TASK TO CARRY OUT:
Search the records that follow and extract every line containing the string "Назначение".

Items from an interface collection:
============================================================
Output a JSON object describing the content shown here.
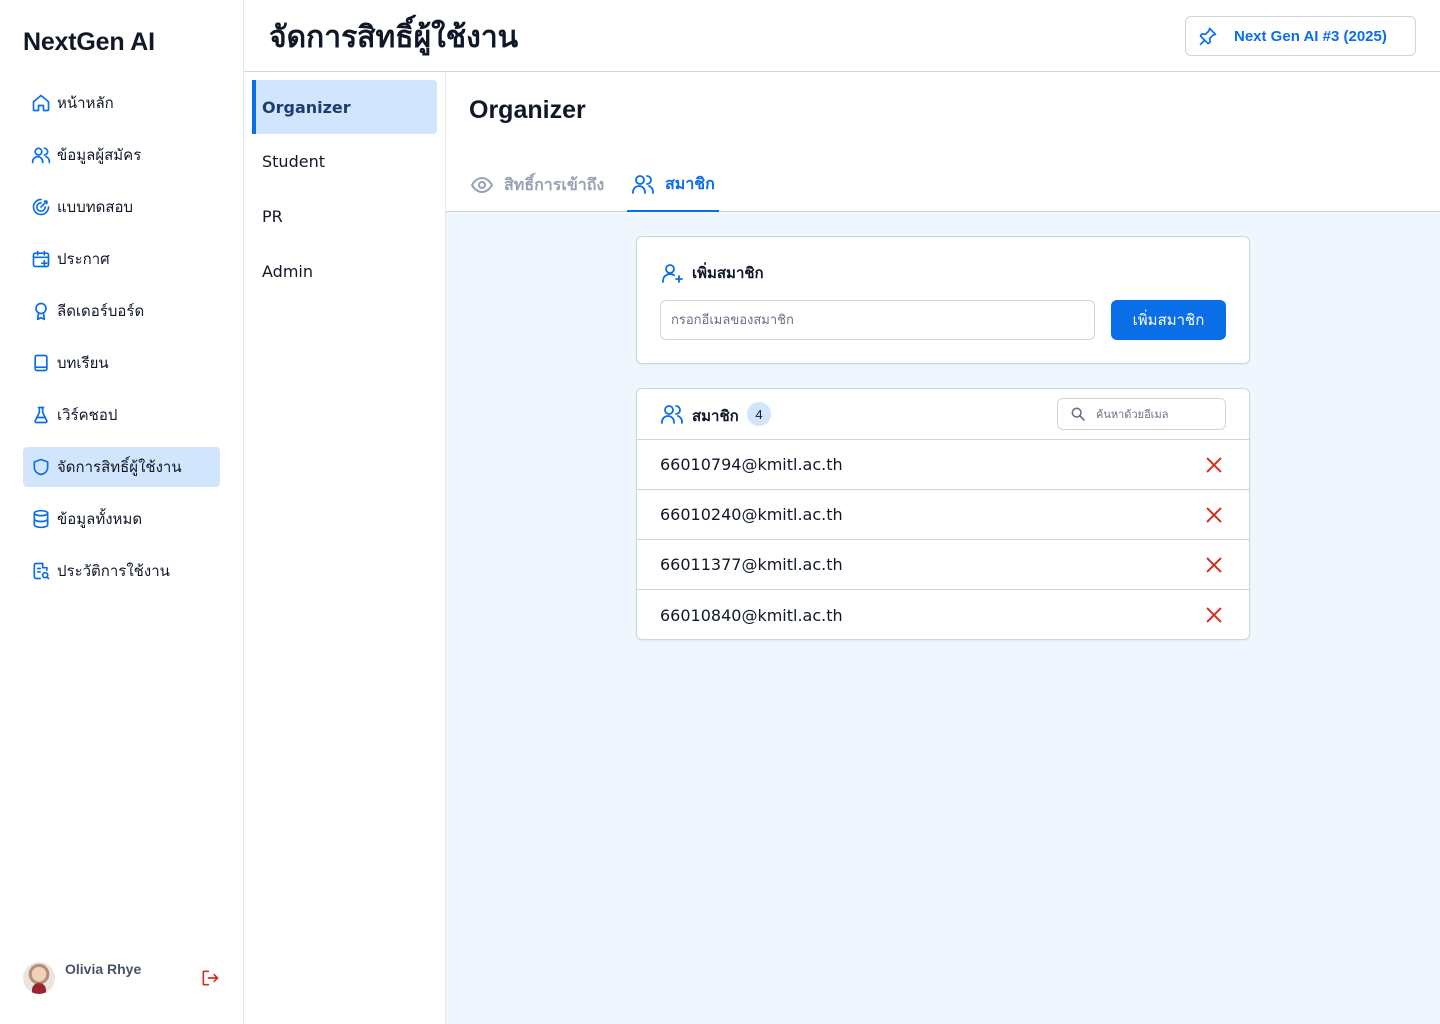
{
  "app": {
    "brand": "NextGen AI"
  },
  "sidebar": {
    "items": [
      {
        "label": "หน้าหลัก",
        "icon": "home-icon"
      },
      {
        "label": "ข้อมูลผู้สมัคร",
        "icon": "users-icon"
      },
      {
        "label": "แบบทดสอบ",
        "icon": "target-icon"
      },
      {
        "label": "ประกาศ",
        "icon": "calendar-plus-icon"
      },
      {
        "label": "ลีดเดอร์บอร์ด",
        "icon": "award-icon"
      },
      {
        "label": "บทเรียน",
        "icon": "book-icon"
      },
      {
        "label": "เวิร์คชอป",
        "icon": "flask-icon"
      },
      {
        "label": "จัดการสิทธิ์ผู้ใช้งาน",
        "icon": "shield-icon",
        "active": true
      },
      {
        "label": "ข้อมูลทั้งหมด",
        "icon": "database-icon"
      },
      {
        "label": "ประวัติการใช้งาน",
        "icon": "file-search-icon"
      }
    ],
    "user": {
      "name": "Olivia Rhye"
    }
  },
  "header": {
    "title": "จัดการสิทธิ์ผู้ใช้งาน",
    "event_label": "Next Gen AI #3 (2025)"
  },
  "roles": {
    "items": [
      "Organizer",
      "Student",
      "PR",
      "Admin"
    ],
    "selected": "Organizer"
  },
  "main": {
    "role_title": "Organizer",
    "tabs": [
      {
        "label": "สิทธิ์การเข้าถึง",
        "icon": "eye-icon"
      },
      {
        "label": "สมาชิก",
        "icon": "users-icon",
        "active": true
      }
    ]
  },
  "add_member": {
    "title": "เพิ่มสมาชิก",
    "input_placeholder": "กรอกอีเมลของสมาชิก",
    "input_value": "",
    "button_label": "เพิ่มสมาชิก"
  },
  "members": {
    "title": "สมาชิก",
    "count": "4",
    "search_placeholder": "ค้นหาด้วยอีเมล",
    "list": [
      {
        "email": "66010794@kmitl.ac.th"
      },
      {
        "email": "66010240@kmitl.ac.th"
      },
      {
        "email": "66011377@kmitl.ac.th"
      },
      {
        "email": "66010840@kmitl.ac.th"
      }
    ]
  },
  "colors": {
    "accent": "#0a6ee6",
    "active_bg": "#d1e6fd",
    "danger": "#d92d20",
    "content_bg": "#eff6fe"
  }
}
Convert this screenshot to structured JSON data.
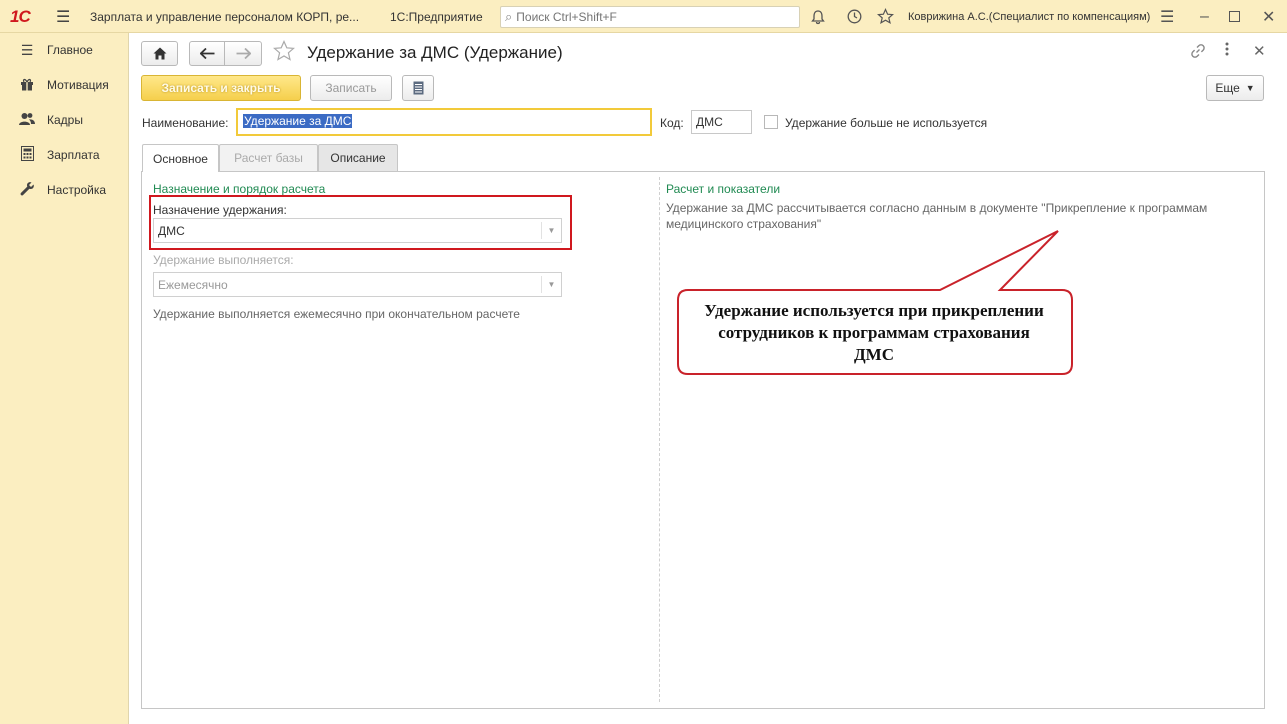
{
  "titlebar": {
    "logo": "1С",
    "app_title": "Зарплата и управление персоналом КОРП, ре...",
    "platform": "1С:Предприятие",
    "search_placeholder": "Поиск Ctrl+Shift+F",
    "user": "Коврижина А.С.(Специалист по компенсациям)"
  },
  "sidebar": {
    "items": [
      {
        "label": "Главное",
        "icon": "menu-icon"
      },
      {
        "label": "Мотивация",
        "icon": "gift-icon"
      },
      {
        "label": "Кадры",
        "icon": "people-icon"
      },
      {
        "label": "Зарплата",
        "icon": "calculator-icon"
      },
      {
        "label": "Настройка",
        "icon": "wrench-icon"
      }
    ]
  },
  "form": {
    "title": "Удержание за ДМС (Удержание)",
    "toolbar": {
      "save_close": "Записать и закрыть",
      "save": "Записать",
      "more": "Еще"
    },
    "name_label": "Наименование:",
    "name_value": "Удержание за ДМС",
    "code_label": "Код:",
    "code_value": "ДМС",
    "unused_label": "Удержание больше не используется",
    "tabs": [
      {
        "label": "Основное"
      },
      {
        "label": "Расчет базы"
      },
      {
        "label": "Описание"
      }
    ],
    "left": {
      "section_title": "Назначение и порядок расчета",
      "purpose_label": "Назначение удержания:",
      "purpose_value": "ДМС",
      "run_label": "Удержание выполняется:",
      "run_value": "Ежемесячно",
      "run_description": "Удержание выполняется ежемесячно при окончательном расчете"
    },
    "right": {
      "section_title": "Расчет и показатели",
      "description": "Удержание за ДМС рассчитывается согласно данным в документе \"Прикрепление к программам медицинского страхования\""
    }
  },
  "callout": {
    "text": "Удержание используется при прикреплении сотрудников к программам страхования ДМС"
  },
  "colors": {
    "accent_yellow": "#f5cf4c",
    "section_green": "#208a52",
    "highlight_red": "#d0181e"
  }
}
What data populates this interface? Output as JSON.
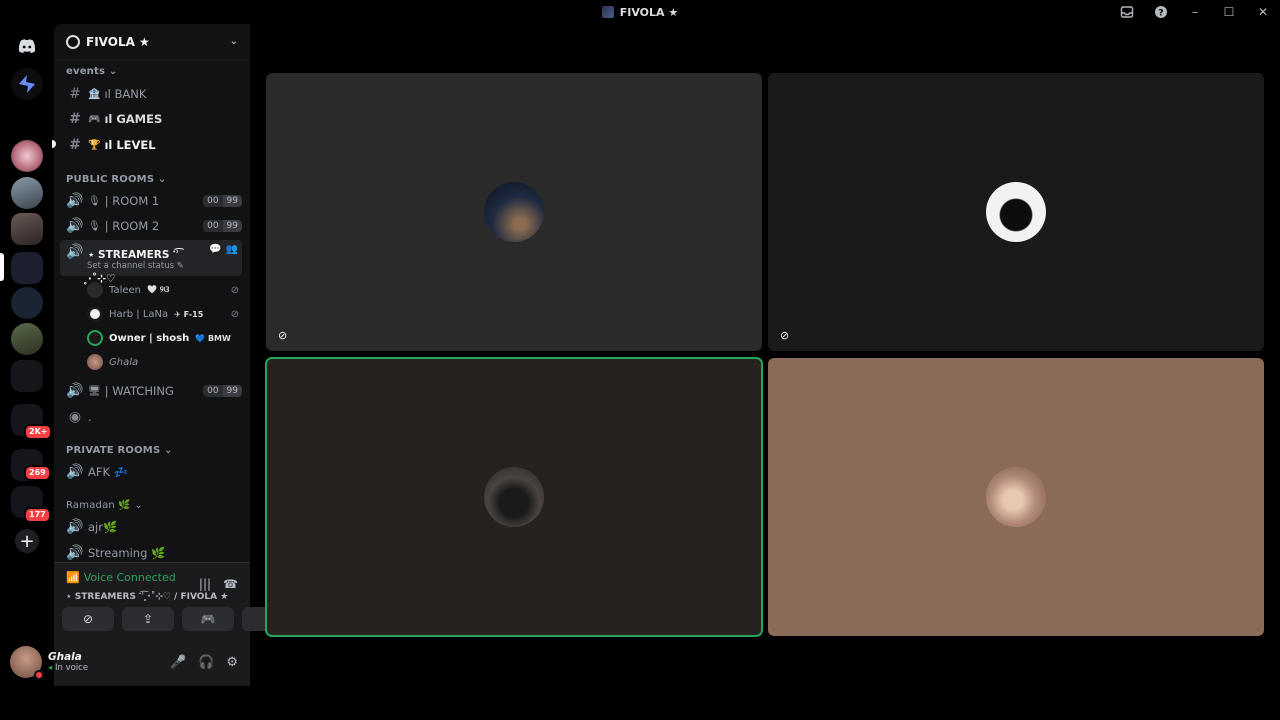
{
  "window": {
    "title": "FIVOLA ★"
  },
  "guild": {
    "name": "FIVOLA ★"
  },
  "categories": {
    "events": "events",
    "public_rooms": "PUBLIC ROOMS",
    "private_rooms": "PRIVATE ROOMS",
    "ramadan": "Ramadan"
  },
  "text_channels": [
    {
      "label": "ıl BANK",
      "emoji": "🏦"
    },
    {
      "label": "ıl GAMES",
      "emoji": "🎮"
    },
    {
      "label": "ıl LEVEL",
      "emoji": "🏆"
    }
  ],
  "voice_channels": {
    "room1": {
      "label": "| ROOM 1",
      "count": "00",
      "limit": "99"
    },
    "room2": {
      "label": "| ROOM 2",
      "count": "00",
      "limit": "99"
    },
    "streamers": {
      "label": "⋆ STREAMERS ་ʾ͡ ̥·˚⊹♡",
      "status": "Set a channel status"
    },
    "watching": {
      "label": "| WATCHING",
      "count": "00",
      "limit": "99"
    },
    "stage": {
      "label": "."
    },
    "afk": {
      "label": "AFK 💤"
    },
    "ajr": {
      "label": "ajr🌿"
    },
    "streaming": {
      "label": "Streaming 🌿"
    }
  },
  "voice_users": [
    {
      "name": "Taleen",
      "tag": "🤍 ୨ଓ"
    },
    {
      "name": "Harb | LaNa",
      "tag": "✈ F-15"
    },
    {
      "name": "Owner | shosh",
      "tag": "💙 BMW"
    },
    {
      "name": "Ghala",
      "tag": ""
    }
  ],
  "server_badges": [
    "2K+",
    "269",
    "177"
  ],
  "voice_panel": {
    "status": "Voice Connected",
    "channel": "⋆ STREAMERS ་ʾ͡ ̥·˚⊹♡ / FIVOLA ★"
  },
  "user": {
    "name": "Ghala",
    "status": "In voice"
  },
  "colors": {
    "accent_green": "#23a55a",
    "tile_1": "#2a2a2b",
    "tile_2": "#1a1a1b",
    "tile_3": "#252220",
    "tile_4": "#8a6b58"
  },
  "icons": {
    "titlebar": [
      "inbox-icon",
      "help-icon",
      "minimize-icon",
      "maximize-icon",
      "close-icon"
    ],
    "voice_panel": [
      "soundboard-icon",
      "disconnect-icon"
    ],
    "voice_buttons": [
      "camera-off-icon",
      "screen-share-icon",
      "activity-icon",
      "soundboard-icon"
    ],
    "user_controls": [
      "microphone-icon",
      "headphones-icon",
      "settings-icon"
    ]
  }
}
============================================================
TASK ANSWER:
      "section_title": "Назначение и порядок расчета",
      "purpose_label": "Назначение удержания:",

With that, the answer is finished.